▸ **Instructions for the task**: Extract all lines that hold "data" from the records below.
Top of Supplied material
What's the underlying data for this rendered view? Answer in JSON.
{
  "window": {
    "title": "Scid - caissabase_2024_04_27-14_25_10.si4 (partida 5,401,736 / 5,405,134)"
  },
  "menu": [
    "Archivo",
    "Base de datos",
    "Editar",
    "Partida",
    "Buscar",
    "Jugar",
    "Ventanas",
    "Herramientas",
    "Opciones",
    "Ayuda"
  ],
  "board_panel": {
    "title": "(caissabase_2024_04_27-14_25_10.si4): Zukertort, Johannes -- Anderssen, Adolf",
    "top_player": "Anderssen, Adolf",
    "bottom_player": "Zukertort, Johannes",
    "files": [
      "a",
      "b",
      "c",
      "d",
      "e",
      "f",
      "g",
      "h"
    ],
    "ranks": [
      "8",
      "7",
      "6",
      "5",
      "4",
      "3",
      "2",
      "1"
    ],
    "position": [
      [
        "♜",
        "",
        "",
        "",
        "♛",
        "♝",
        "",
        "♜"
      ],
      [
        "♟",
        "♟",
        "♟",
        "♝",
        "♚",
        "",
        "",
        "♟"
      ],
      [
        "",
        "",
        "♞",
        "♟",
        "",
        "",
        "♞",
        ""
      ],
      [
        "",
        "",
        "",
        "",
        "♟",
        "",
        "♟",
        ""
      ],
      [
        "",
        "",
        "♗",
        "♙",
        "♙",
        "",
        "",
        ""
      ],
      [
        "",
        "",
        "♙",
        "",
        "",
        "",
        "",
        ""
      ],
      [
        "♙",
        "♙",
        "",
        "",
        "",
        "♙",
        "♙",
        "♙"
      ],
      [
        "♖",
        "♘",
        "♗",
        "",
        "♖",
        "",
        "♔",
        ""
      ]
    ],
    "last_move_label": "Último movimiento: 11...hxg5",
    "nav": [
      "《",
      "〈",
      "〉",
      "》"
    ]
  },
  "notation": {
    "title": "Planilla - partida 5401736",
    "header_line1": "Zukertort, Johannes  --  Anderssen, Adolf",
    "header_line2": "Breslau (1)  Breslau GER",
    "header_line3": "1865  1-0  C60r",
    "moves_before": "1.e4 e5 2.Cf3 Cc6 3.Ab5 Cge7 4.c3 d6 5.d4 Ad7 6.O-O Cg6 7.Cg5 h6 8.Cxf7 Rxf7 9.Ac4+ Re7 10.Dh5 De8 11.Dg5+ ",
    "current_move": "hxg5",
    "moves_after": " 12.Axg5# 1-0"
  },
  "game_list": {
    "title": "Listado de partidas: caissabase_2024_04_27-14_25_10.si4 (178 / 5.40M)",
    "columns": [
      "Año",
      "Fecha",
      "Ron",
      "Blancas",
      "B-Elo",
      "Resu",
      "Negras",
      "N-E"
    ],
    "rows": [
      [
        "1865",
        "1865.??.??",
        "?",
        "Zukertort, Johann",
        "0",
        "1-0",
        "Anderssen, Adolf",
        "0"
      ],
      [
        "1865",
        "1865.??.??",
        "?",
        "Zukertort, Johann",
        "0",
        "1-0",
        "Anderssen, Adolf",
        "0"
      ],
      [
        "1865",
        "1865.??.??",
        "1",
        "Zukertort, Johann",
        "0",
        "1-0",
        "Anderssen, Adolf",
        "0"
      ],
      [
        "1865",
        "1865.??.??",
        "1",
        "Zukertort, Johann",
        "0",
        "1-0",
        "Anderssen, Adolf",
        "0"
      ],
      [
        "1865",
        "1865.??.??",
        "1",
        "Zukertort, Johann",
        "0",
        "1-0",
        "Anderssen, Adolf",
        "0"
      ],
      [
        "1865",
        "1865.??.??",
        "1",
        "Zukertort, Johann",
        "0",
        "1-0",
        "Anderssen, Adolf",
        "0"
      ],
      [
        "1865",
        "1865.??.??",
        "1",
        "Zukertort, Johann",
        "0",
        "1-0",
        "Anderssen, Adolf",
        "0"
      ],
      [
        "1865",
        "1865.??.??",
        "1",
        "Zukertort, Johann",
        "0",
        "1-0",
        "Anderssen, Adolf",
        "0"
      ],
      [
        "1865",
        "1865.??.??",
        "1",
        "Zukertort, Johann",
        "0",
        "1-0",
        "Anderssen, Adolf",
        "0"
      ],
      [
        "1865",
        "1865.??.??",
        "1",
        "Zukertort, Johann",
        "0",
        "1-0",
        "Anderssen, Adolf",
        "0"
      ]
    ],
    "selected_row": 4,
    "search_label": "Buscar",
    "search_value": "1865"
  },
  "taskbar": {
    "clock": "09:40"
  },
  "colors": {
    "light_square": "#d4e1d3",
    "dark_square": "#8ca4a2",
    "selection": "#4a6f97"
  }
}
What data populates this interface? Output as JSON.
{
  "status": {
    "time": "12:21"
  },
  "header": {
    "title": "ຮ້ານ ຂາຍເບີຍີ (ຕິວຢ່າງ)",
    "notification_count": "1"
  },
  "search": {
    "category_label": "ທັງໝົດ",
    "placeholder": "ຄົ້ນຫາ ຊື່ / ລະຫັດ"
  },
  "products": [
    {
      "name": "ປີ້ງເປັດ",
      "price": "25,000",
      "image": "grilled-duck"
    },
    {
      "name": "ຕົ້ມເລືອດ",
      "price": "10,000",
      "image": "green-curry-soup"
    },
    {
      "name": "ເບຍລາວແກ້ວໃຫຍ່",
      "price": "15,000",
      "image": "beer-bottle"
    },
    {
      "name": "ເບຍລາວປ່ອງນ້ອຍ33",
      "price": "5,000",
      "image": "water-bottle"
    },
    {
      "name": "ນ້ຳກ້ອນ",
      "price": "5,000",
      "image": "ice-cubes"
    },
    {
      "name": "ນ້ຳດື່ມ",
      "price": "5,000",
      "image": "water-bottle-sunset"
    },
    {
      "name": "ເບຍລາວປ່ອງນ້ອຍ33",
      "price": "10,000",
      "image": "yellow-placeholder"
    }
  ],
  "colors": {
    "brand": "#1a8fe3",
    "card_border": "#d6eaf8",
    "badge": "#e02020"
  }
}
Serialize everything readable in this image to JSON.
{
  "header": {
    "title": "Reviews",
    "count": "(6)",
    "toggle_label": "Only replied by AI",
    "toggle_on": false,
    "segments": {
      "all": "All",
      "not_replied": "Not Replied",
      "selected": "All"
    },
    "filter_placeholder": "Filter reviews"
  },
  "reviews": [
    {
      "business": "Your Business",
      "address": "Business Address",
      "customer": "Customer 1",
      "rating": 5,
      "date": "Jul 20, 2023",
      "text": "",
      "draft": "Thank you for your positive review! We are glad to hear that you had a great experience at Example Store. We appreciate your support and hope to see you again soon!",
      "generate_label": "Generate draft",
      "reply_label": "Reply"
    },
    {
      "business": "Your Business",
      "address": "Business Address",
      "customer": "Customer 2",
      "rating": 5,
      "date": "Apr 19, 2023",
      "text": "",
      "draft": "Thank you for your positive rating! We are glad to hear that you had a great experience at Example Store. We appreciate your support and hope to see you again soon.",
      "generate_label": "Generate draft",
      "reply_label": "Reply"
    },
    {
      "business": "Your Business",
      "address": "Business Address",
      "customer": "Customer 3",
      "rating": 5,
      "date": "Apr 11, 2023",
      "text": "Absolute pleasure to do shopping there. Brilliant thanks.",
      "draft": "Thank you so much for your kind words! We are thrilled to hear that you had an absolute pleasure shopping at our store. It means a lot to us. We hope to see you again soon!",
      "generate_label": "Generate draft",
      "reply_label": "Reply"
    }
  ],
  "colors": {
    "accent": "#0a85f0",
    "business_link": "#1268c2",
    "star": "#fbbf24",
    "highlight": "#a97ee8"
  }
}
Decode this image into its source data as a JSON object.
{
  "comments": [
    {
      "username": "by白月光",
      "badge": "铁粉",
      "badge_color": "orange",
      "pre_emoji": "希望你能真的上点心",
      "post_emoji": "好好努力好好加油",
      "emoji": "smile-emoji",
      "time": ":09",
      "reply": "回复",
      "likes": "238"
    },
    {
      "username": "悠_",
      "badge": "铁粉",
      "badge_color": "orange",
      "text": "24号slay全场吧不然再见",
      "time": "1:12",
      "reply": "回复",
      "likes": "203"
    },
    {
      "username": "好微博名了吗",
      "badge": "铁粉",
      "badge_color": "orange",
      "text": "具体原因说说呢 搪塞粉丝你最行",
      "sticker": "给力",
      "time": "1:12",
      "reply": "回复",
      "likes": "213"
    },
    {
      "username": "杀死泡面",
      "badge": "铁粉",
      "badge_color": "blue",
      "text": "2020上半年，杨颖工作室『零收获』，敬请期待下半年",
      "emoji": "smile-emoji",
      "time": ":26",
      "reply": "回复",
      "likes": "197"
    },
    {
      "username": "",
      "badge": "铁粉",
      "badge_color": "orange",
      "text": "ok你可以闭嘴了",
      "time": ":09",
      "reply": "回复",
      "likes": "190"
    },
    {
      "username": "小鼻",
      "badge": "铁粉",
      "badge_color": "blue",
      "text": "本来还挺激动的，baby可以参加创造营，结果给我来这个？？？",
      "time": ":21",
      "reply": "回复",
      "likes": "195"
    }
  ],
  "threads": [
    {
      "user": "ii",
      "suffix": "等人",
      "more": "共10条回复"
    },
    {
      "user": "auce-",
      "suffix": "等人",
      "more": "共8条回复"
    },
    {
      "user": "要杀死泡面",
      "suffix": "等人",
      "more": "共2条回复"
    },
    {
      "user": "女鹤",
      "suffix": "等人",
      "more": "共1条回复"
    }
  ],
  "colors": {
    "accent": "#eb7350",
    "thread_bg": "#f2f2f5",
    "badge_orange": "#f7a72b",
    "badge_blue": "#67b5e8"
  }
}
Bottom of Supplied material
▸ **Reply to the exercise**:
What's the underlying data for this rendered view? Answer in JSON.
What data populates this interface? Output as JSON.
Decode this image into its source data as a JSON object.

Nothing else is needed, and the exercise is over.